(Dataset rows describing interfaces)
★ ★ ★ ★

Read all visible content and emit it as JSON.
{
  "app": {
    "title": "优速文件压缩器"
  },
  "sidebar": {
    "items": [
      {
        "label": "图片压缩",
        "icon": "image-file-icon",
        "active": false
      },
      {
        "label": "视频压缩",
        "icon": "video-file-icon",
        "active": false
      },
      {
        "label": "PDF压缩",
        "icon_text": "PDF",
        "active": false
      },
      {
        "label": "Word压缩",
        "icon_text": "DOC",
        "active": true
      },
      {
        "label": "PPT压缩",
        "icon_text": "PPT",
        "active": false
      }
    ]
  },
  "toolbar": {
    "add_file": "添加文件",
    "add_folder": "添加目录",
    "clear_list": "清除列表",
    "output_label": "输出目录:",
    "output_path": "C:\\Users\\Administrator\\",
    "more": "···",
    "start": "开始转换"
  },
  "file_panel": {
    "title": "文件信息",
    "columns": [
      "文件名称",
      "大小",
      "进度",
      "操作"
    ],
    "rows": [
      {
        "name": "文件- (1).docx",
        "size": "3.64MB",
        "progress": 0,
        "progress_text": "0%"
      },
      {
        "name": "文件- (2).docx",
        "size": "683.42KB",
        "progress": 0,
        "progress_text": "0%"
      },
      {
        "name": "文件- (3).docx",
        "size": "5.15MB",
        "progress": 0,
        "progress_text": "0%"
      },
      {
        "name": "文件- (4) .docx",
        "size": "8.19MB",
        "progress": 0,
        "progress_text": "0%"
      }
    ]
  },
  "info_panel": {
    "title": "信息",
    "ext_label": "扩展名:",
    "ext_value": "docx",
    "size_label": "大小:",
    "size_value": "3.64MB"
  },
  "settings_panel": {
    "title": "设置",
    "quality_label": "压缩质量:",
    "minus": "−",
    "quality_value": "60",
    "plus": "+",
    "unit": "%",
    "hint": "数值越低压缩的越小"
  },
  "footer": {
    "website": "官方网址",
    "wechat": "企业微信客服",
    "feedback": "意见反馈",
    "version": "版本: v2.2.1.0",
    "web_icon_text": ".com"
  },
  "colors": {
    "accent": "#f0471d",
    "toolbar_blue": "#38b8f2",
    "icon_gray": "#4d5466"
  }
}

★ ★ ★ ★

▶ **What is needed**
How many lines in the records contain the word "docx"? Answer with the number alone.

▶ **Answer box**
5